* _What the task requires_: Work through the records that follow and return each line containing the word "username".

(Web page and app entries)
--------------------------------

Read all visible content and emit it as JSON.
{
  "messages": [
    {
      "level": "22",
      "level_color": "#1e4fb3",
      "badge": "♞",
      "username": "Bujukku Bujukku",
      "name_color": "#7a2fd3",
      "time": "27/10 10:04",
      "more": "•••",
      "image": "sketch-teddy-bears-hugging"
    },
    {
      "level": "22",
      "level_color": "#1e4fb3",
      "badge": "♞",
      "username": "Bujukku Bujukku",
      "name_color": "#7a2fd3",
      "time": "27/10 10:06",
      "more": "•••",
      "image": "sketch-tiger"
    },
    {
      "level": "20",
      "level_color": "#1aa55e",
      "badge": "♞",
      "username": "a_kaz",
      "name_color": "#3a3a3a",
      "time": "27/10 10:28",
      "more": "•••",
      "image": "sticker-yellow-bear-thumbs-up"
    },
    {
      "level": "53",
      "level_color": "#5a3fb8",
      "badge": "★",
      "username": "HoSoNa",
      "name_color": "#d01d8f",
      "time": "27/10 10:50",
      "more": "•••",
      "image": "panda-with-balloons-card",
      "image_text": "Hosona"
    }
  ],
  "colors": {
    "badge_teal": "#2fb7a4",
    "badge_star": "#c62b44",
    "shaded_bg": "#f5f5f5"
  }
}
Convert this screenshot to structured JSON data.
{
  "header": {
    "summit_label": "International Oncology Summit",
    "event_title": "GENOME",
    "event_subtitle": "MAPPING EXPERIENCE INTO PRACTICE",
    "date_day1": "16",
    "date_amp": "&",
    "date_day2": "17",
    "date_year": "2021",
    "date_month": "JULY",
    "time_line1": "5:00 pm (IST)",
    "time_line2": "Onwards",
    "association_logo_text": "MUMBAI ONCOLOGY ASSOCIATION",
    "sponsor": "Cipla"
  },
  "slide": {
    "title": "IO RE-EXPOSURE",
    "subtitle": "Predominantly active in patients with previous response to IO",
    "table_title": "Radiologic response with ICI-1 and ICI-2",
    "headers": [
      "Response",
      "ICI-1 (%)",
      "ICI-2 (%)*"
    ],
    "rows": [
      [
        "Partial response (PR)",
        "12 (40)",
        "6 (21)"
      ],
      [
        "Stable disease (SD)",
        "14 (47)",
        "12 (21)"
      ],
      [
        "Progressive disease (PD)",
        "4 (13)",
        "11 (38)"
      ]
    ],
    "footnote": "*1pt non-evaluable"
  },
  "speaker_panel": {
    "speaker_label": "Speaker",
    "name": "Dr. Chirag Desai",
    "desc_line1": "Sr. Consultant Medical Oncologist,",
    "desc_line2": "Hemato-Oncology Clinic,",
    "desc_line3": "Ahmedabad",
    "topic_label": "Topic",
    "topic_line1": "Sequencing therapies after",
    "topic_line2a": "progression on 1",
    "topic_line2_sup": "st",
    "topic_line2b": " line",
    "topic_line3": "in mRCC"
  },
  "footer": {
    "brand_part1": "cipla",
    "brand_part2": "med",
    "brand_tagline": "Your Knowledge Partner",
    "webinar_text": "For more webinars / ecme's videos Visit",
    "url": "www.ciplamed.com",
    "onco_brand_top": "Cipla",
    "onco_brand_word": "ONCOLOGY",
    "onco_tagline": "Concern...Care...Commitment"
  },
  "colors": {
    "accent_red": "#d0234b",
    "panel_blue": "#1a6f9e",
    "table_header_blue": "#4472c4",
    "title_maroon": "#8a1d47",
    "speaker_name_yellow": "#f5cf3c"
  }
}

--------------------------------

* _Solution below_:
      "username": "Bujukku Bujukku",
      "username": "Bujukku Bujukku",
      "username": "a_kaz",
      "username": "HoSoNa",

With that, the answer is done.